== Records for processing ==

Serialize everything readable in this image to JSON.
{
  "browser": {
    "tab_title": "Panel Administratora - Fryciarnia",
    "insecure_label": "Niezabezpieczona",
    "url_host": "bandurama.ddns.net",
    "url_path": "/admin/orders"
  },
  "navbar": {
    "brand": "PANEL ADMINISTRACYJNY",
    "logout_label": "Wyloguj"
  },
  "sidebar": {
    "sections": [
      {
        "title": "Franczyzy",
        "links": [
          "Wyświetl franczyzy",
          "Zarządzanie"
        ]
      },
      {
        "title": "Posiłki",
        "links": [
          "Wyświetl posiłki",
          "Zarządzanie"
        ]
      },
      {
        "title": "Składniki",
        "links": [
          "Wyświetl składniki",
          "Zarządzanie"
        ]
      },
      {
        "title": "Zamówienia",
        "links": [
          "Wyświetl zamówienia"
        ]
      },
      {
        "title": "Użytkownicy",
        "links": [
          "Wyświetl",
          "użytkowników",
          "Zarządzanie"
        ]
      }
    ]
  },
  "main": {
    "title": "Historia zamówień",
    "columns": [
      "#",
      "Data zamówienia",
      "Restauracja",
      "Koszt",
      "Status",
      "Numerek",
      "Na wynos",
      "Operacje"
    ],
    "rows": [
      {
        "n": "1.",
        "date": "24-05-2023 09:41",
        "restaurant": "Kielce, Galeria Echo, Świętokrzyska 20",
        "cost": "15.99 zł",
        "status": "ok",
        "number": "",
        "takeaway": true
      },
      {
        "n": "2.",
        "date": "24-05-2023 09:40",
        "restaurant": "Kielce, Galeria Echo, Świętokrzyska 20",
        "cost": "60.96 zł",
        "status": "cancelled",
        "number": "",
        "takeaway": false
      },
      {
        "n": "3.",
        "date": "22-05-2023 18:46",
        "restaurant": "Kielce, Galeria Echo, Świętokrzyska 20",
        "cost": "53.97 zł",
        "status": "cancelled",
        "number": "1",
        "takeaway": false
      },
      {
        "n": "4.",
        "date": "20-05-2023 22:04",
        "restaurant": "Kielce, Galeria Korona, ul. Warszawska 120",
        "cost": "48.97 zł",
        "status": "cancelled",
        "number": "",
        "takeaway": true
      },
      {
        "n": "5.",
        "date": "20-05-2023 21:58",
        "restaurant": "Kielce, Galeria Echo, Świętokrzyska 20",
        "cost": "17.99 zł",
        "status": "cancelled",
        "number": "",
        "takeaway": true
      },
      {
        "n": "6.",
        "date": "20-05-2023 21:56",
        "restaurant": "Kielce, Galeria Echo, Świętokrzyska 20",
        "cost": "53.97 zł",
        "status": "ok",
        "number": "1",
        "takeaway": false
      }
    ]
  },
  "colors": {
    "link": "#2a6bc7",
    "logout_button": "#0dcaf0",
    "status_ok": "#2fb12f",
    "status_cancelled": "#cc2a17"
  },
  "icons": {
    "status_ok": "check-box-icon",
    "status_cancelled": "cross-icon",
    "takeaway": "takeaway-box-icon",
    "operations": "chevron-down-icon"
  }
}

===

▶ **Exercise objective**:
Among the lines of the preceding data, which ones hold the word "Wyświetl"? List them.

▶ **Result of the exercise**:
          "Wyświetl franczyzy",
          "Wyświetl posiłki",
          "Wyświetl składniki",
          "Wyświetl zamówienia"
          "Wyświetl",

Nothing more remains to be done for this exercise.